- MS 248/465;D Letter (copy) to Henry Grinnell, 4 March 1850 [Regarding projected Franklin search expedition]
- This material is held at
- ReferenceGB 15 O R P Rogers/Correspondence
- Dates of CreationMarch 1850
- Name of Creator
- Physical DescriptionLetter
- Direct Link
Scope and Content
Administrative / Biographical History
In 1845 Sir John Franklin sailed north in command of the British Naval Northwest Passage Expedition. Sent by the Admiralty the two ships HMS Erebus (Franklin) and HMS Terror (Francis Crozier) were to search for a passage via Lancaster Sound. With provisions designed to last three years the expedition sailed north in May 1845. Whalers in Baffin Bay were the last Europeans to see the two ships in July of 1845.
Many searches were conducted for the missing expedition during the course of which the main facts regarding the route taken and the final fate of the expedition were established.
The United States Franklin Search Expedition, 1850-1851 (leader Edwin De Haven) [First Grinnell expedition] sailed to the Canadian Arctic.

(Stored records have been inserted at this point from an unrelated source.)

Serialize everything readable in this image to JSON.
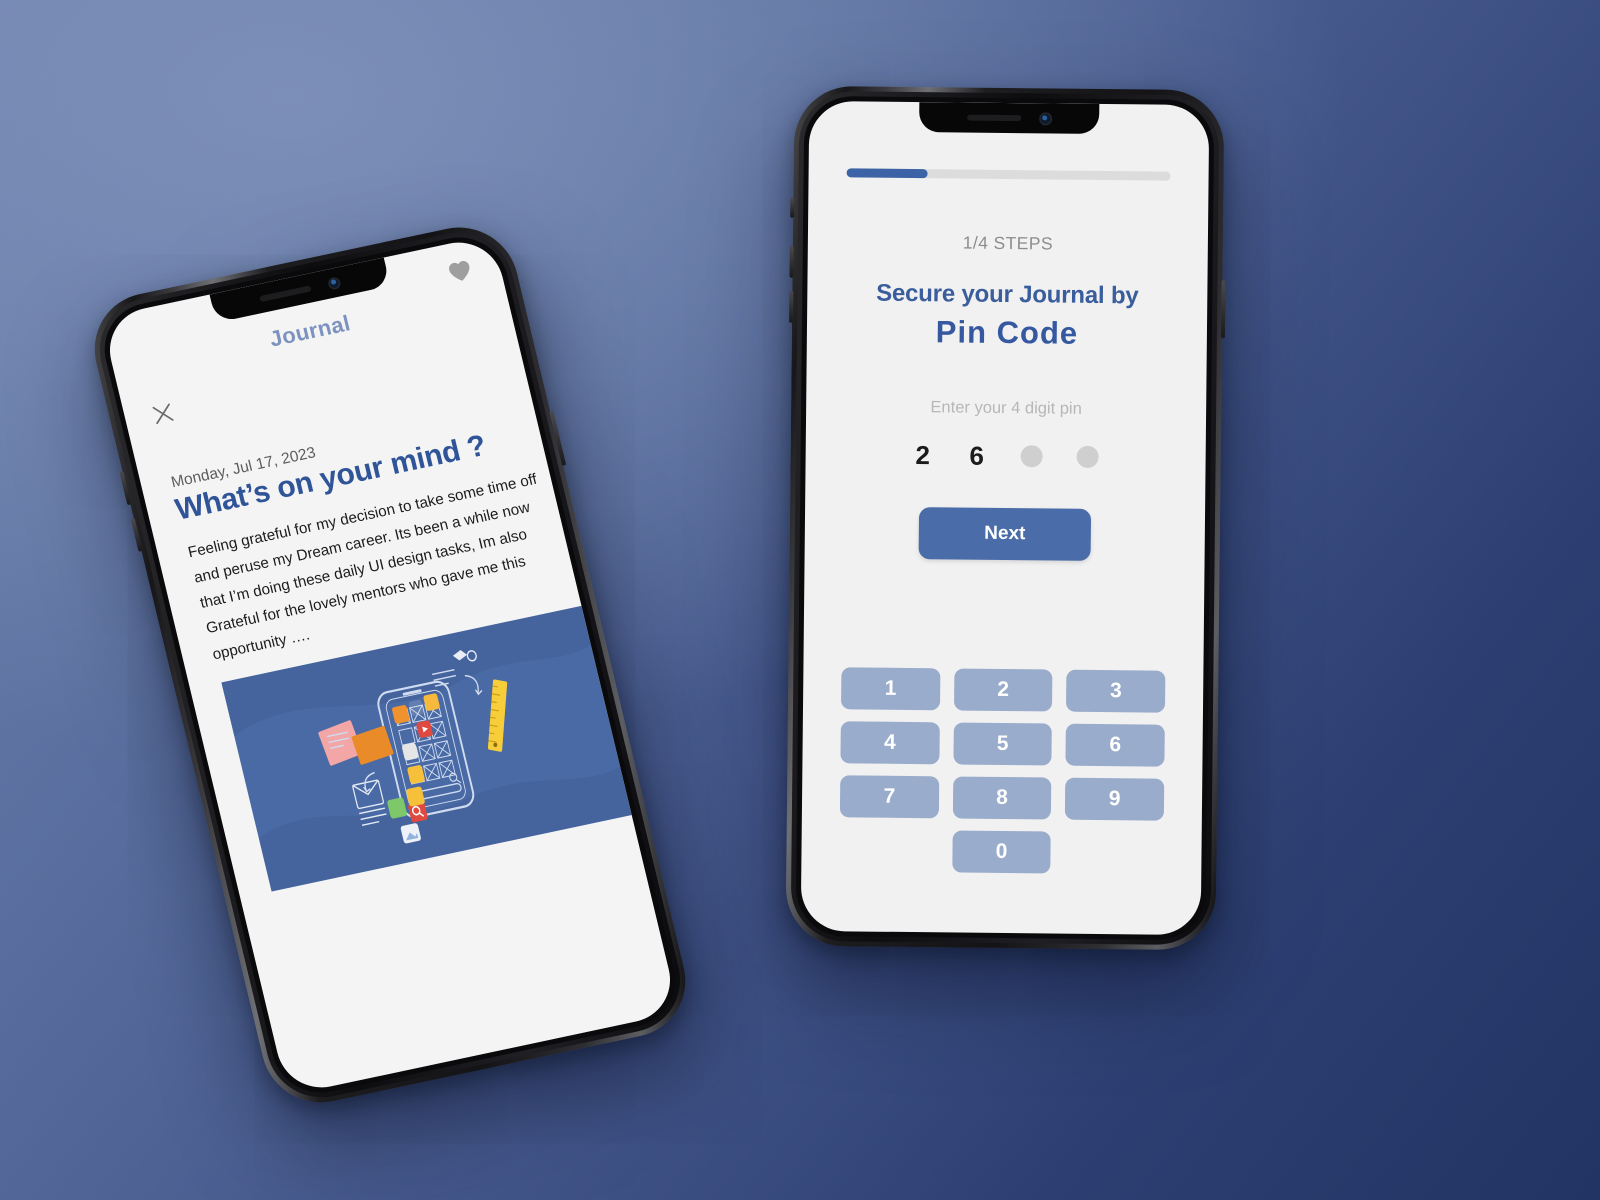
{
  "background": {
    "gradient_from": "#6d81ad",
    "gradient_to": "#223463"
  },
  "theme": {
    "brand_blue": "#3558a0",
    "accent_blue": "#4a6ca8",
    "key_blue": "#9aaccb",
    "muted_gray": "#8d8d8d",
    "title_blue": "#7d93bf"
  },
  "pin_phone": {
    "name": "Pin Code onboarding screen",
    "progress": {
      "percent": 25,
      "value_label": "1/4"
    },
    "steps_label": "1/4 STEPS",
    "heading_line1": "Secure your Journal by",
    "heading_line2": "Pin Code",
    "hint": "Enter your 4 digit pin",
    "pin_entry": {
      "length": 4,
      "entered": [
        "2",
        "6"
      ],
      "empty_slots": 2
    },
    "next_label": "Next",
    "keypad": [
      "1",
      "2",
      "3",
      "4",
      "5",
      "6",
      "7",
      "8",
      "9",
      "0"
    ],
    "icons": {
      "notch_speaker": "speaker-grille-icon",
      "notch_camera": "front-camera-icon"
    }
  },
  "journal_phone": {
    "name": "Journal entry screen",
    "title": "Journal",
    "close_glyph": "✕",
    "favorite_glyph": "♥",
    "date": "Monday, Jul 17, 2023",
    "question": "What’s on your mind ?",
    "body": "Feeling grateful for my decision to take some time off and peruse my Dream career. Its been a while now that I’m doing these daily UI design tasks, Im also Grateful for the lovely  mentors who gave me this opportunity ….",
    "illustration": {
      "alt": "ui-design-illustration",
      "background": "#4a6aa5"
    },
    "icons": {
      "close": "close-icon",
      "favorite": "heart-icon",
      "notch_speaker": "speaker-grille-icon",
      "notch_camera": "front-camera-icon"
    }
  }
}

After assisting Horatio Austin and William Penny in investigating Beechey Island, where Franklin's 1845-1846 winter quarters was discovered, Advance and Rescue became beset by pack ice, drifting for over 1600 kilometres before breaking free and returning to New York in Autumn 1851.